● **AIM OF THE EXERCISE**:
Wherever the string "icon" shows up in the data below, copy the whole line.

● **EXTRACTED INFORMATION**:

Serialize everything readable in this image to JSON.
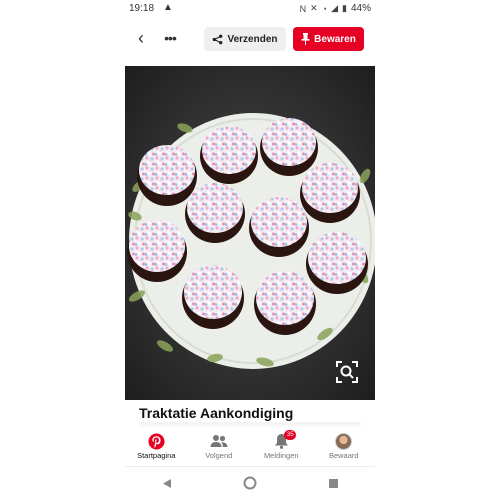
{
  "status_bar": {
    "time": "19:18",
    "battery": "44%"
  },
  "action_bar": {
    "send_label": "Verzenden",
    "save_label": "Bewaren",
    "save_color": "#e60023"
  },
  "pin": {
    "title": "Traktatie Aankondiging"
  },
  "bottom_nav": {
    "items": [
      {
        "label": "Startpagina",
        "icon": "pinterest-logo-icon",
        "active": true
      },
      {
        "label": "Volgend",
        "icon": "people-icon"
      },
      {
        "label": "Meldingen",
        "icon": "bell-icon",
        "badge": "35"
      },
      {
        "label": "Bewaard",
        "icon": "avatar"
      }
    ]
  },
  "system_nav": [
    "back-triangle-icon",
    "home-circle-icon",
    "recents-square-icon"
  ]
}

● **ANSWER BELOW**:
        "icon": "pinterest-logo-icon",
        "icon": "people-icon"
        "icon": "bell-icon",
        "icon": "avatar"
    "back-triangle-icon",
    "home-circle-icon",
    "recents-square-icon"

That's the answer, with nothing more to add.